**Aim of the task**
The answer must be the complete listing, copied exactly.
____
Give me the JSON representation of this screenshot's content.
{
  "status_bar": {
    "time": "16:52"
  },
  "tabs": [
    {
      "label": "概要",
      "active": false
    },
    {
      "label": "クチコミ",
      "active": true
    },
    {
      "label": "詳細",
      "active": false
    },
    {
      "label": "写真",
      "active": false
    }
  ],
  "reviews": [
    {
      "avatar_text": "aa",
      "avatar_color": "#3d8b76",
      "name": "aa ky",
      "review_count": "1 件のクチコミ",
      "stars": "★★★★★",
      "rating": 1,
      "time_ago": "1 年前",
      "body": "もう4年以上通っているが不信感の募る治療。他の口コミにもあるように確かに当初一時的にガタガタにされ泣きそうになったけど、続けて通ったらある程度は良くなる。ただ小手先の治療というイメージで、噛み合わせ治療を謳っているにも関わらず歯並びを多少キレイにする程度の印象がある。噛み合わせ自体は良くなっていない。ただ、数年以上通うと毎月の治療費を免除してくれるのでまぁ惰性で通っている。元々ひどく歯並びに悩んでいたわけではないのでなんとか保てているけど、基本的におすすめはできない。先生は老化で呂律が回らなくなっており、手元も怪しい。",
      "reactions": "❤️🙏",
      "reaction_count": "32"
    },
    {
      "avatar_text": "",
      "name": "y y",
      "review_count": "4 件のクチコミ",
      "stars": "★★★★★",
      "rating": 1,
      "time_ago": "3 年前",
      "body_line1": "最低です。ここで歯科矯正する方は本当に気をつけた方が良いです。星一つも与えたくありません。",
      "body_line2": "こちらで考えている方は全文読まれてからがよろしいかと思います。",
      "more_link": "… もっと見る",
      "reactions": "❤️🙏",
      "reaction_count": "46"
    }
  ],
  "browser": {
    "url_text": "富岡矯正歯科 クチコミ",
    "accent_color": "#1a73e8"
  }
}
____
**Expected answer**
Give me the JSON representation of this screenshot's content.
{
  "status_bar": {
    "time": "16:52"
  },
  "tabs": [
    {
      "label": "概要",
      "active": false
    },
    {
      "label": "クチコミ",
      "active": true
    },
    {
      "label": "詳細",
      "active": false
    },
    {
      "label": "写真",
      "active": false
    }
  ],
  "reviews": [
    {
      "avatar_text": "aa",
      "avatar_color": "#3d8b76",
      "name": "aa ky",
      "review_count": "1 件のクチコミ",
      "stars": "★★★★★",
      "rating": 1,
      "time_ago": "1 年前",
      "body": "もう4年以上通っているが不信感の募る治療。他の口コミにもあるように確かに当初一時的にガタガタにされ泣きそうになったけど、続けて通ったらある程度は良くなる。ただ小手先の治療というイメージで、噛み合わせ治療を謳っているにも関わらず歯並びを多少キレイにする程度の印象がある。噛み合わせ自体は良くなっていない。ただ、数年以上通うと毎月の治療費を免除してくれるのでまぁ惰性で通っている。元々ひどく歯並びに悩んでいたわけではないのでなんとか保てているけど、基本的におすすめはできない。先生は老化で呂律が回らなくなっており、手元も怪しい。",
      "reactions": "❤️🙏",
      "reaction_count": "32"
    },
    {
      "avatar_text": "",
      "name": "y y",
      "review_count": "4 件のクチコミ",
      "stars": "★★★★★",
      "rating": 1,
      "time_ago": "3 年前",
      "body_line1": "最低です。ここで歯科矯正する方は本当に気をつけた方が良いです。星一つも与えたくありません。",
      "body_line2": "こちらで考えている方は全文読まれてからがよろしいかと思います。",
      "more_link": "… もっと見る",
      "reactions": "❤️🙏",
      "reaction_count": "46"
    }
  ],
  "browser": {
    "url_text": "富岡矯正歯科 クチコミ",
    "accent_color": "#1a73e8"
  }
}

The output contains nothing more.